HIV prevention – underfunded and deprioritised.
Not enough money is being spent on HIV prevention to have any impact on the rate of new HIV infections, a report by the NAT (National AIDS Trust) has found.
NAT estimates in 2014/15 that £15 million was spent nationally on HIV prevention compared with £55 million allocated in 2001/02. In this time the number of people living with HIV has trebled whilst the amount spent on prevention has decreased to less than a third of the original budget.
This estimate is based on information provided to NAT from local authorities in England with a high prevalence of HIV. £10 million was spent in 2014/15 on HIV prevention in these areas – this works out at only 70p per person.
The report found that in local authorities with high prevalence of HIV less than 1% of local authority public health allocation is spent on HIV prevention. In 2013 the NHS spent 55 times more on HIV treatment and care in these areas than local authorities spent on HIV prevention.
The lifetime costs of HIV treatment and care for someone with HIV is £361,000.
Deborah Gold, chief executive of the NAT, said: “Our research found, shockingly, in the 58 areas of highest prevalence of HIV in England, seven local authorities weren’t spending anything on primary HIV prevention or on additional testing services[i]. Worryingly we also found no correlation between level of HIV prevalence in an area and how much was being spent on prevention. There are massive inconstancies between regions and areas, creating a postcode lottery of HIV provision.”

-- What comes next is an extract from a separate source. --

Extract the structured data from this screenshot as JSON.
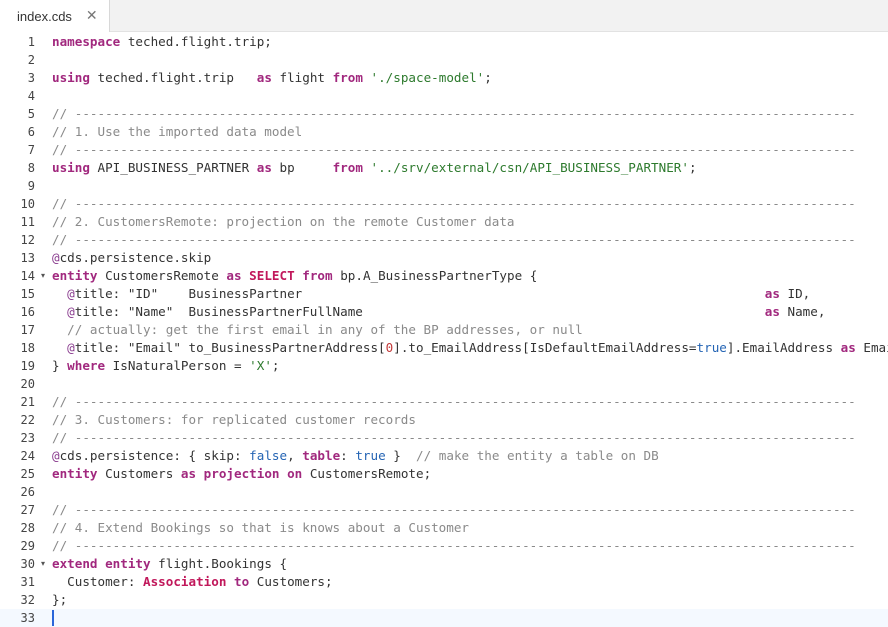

"Testing for HIV is an important prevention intervention as we know that up to 80% of people get HIV from someone who doesn’t know they have it. Worryingly 35 out of 58 local authorities were not investing anything in HIV testing outside sexual health clinics in 2014-15. This is despite NICE guidelines clearly stating they should be offering tests in GPs surgeries, hospitals and community settings in order to have any hope of reducing the number of people with undiagnosed HIV, and further transmissions, in their areas.”
The HIV charity is also concerned that more problems are on the horizon when the ring-fencing for the public health budget is removed. Currently, local authorities are given money to provide basic services such as sexual health clinics. In April 2016 they will be able to spend this money on anything. Gold continues: ”In the current climate of cuts and pressure on budgets we are extremely worried this money will be used to shore up other areas of council spend. This would be a disaster for public health in this country.”
The National AIDS Trust is now calling on local and national government to address this funding gap, maintain the public health ring-fencing and prioritise HIV prevention and testing services.
[i] Four of these local authorities were in London and contributed to the London-wide programme.